- **Activity**
Please retype every entry, keeping each one exactly as written.

- **Data extract**
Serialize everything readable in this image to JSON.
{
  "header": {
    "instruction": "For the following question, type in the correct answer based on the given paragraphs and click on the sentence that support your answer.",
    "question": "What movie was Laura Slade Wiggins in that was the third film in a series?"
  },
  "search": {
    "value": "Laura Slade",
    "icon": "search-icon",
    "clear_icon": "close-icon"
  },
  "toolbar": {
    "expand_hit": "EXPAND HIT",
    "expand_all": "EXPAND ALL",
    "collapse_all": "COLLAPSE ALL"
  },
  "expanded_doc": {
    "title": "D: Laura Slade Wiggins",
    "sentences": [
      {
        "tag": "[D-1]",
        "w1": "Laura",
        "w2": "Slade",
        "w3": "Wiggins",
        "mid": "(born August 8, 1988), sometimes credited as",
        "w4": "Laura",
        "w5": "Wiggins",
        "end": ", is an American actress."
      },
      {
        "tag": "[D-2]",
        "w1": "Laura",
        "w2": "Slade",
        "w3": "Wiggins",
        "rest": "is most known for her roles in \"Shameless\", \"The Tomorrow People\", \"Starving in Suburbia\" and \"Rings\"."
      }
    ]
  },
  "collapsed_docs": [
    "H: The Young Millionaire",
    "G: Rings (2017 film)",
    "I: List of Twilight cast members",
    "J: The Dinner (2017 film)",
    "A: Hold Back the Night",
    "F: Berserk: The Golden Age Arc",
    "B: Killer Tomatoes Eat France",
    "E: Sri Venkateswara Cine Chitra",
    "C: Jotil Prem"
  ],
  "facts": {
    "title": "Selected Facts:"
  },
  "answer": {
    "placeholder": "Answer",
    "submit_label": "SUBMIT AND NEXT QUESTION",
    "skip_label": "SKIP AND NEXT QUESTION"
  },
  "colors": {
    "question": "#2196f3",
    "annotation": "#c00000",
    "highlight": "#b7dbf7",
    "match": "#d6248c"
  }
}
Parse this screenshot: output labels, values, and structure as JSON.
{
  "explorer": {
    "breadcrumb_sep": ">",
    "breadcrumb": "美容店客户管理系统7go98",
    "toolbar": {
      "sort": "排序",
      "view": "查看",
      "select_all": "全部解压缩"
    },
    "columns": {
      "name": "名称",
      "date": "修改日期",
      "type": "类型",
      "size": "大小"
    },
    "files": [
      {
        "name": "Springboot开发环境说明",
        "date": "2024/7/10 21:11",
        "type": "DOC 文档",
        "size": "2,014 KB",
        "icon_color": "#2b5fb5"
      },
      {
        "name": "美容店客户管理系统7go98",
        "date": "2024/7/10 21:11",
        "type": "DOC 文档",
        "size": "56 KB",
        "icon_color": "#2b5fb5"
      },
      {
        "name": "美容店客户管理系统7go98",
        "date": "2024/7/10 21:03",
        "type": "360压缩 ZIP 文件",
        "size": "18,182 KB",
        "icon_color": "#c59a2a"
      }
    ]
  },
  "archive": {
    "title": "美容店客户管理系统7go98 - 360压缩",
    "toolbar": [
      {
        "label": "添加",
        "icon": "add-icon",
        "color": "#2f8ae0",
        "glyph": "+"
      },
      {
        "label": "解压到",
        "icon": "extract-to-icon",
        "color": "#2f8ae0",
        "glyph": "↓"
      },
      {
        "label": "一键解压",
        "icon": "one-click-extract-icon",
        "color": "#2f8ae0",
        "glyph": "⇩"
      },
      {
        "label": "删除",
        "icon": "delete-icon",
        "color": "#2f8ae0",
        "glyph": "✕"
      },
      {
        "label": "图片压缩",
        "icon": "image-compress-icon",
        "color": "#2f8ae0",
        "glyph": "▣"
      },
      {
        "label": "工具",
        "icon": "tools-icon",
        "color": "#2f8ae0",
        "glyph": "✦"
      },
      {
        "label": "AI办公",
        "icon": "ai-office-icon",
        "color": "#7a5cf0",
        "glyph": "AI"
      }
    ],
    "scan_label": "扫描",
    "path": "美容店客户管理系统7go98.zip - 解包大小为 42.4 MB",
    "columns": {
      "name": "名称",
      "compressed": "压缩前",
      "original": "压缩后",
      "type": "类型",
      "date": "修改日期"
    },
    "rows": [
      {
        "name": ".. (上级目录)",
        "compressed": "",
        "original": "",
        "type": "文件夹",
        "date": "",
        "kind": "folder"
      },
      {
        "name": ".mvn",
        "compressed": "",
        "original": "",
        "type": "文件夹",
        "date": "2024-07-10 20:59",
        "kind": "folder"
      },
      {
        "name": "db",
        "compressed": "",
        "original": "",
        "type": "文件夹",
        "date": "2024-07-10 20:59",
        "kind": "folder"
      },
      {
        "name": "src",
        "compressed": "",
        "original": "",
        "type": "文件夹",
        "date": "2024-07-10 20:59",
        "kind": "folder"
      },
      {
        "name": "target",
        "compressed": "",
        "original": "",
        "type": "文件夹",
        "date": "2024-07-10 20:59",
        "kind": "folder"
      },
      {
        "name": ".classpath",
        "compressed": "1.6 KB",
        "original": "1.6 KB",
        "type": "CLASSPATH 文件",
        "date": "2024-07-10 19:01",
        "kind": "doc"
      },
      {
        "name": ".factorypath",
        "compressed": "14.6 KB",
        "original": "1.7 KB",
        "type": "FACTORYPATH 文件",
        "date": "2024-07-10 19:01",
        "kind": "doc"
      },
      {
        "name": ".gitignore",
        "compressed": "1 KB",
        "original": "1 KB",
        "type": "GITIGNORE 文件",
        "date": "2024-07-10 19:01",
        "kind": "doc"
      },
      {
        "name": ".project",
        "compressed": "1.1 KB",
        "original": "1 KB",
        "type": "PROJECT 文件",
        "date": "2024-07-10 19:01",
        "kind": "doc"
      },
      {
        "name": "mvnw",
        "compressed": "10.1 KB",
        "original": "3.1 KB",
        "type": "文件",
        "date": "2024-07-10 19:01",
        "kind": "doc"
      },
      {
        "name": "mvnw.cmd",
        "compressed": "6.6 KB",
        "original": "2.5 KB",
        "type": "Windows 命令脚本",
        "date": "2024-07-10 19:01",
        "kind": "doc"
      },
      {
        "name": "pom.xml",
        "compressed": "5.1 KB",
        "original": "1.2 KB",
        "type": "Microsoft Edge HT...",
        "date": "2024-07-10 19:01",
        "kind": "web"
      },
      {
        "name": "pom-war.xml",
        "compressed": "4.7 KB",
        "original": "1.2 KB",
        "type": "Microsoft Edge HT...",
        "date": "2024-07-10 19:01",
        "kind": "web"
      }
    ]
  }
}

- **Exercise result**
Serialize everything readable in this image to JSON.
{
  "header": {
    "instruction": "For the following question, type in the correct answer based on the given paragraphs and click on the sentence that support your answer.",
    "question": "What movie was Laura Slade Wiggins in that was the third film in a series?"
  },
  "search": {
    "value": "Laura Slade",
    "icon": "search-icon",
    "clear_icon": "close-icon"
  },
  "toolbar": {
    "expand_hit": "EXPAND HIT",
    "expand_all": "EXPAND ALL",
    "collapse_all": "COLLAPSE ALL"
  },
  "expanded_doc": {
    "title": "D: Laura Slade Wiggins",
    "sentences": [
      {
        "tag": "[D-1]",
        "w1": "Laura",
        "w2": "Slade",
        "w3": "Wiggins",
        "mid": "(born August 8, 1988), sometimes credited as",
        "w4": "Laura",
        "w5": "Wiggins",
        "end": ", is an American actress."
      },
      {
        "tag": "[D-2]",
        "w1": "Laura",
        "w2": "Slade",
        "w3": "Wiggins",
        "rest": "is most known for her roles in \"Shameless\", \"The Tomorrow People\", \"Starving in Suburbia\" and \"Rings\"."
      }
    ]
  },
  "collapsed_docs": [
    "H: The Young Millionaire",
    "G: Rings (2017 film)",
    "I: List of Twilight cast members",
    "J: The Dinner (2017 film)",
    "A: Hold Back the Night",
    "F: Berserk: The Golden Age Arc",
    "B: Killer Tomatoes Eat France",
    "E: Sri Venkateswara Cine Chitra",
    "C: Jotil Prem"
  ],
  "facts": {
    "title": "Selected Facts:"
  },
  "answer": {
    "placeholder": "Answer",
    "submit_label": "SUBMIT AND NEXT QUESTION",
    "skip_label": "SKIP AND NEXT QUESTION"
  },
  "colors": {
    "question": "#2196f3",
    "annotation": "#c00000",
    "highlight": "#b7dbf7",
    "match": "#d6248c"
  }
}
Parse this screenshot: output labels, values, and structure as JSON.
{
  "explorer": {
    "breadcrumb_sep": ">",
    "breadcrumb": "美容店客户管理系统7go98",
    "toolbar": {
      "sort": "排序",
      "view": "查看",
      "select_all": "全部解压缩"
    },
    "columns": {
      "name": "名称",
      "date": "修改日期",
      "type": "类型",
      "size": "大小"
    },
    "files": [
      {
        "name": "Springboot开发环境说明",
        "date": "2024/7/10 21:11",
        "type": "DOC 文档",
        "size": "2,014 KB",
        "icon_color": "#2b5fb5"
      },
      {
        "name": "美容店客户管理系统7go98",
        "date": "2024/7/10 21:11",
        "type": "DOC 文档",
        "size": "56 KB",
        "icon_color": "#2b5fb5"
      },
      {
        "name": "美容店客户管理系统7go98",
        "date": "2024/7/10 21:03",
        "type": "360压缩 ZIP 文件",
        "size": "18,182 KB",
        "icon_color": "#c59a2a"
      }
    ]
  },
  "archive": {
    "title": "美容店客户管理系统7go98 - 360压缩",
    "toolbar": [
      {
        "label": "添加",
        "icon": "add-icon",
        "color": "#2f8ae0",
        "glyph": "+"
      },
      {
        "label": "解压到",
        "icon": "extract-to-icon",
        "color": "#2f8ae0",
        "glyph": "↓"
      },
      {
        "label": "一键解压",
        "icon": "one-click-extract-icon",
        "color": "#2f8ae0",
        "glyph": "⇩"
      },
      {
        "label": "删除",
        "icon": "delete-icon",
        "color": "#2f8ae0",
        "glyph": "✕"
      },
      {
        "label": "图片压缩",
        "icon": "image-compress-icon",
        "color": "#2f8ae0",
        "glyph": "▣"
      },
      {
        "label": "工具",
        "icon": "tools-icon",
        "color": "#2f8ae0",
        "glyph": "✦"
      },
      {
        "label": "AI办公",
        "icon": "ai-office-icon",
        "color": "#7a5cf0",
        "glyph": "AI"
      }
    ],
    "scan_label": "扫描",
    "path": "美容店客户管理系统7go98.zip - 解包大小为 42.4 MB",
    "columns": {
      "name": "名称",
      "compressed": "压缩前",
      "original": "压缩后",
      "type": "类型",
      "date": "修改日期"
    },
    "rows": [
      {
        "name": ".. (上级目录)",
        "compressed": "",
        "original": "",
        "type": "文件夹",
        "date": "",
        "kind": "folder"
      },
      {
        "name": ".mvn",
        "compressed": "",
        "original": "",
        "type": "文件夹",
        "date": "2024-07-10 20:59",
        "kind": "folder"
      },
      {
        "name": "db",
        "compressed": "",
        "original": "",
        "type": "文件夹",
        "date": "2024-07-10 20:59",
        "kind": "folder"
      },
      {
        "name": "src",
        "compressed": "",
        "original": "",
        "type": "文件夹",
        "date": "2024-07-10 20:59",
        "kind": "folder"
      },
      {
        "name": "target",
        "compressed": "",
        "original": "",
        "type": "文件夹",
        "date": "2024-07-10 20:59",
        "kind": "folder"
      },
      {
        "name": ".classpath",
        "compressed": "1.6 KB",
        "original": "1.6 KB",
        "type": "CLASSPATH 文件",
        "date": "2024-07-10 19:01",
        "kind": "doc"
      },
      {
        "name": ".factorypath",
        "compressed": "14.6 KB",
        "original": "1.7 KB",
        "type": "FACTORYPATH 文件",
        "date": "2024-07-10 19:01",
        "kind": "doc"
      },
      {
        "name": ".gitignore",
        "compressed": "1 KB",
        "original": "1 KB",
        "type": "GITIGNORE 文件",
        "date": "2024-07-10 19:01",
        "kind": "doc"
      },
      {
        "name": ".project",
        "compressed": "1.1 KB",
        "original": "1 KB",
        "type": "PROJECT 文件",
        "date": "2024-07-10 19:01",
        "kind": "doc"
      },
      {
        "name": "mvnw",
        "compressed": "10.1 KB",
        "original": "3.1 KB",
        "type": "文件",
        "date": "2024-07-10 19:01",
        "kind": "doc"
      },
      {
        "name": "mvnw.cmd",
        "compressed": "6.6 KB",
        "original": "2.5 KB",
        "type": "Windows 命令脚本",
        "date": "2024-07-10 19:01",
        "kind": "doc"
      },
      {
        "name": "pom.xml",
        "compressed": "5.1 KB",
        "original": "1.2 KB",
        "type": "Microsoft Edge HT...",
        "date": "2024-07-10 19:01",
        "kind": "web"
      },
      {
        "name": "pom-war.xml",
        "compressed": "4.7 KB",
        "original": "1.2 KB",
        "type": "Microsoft Edge HT...",
        "date": "2024-07-10 19:01",
        "kind": "web"
      }
    ]
  }
}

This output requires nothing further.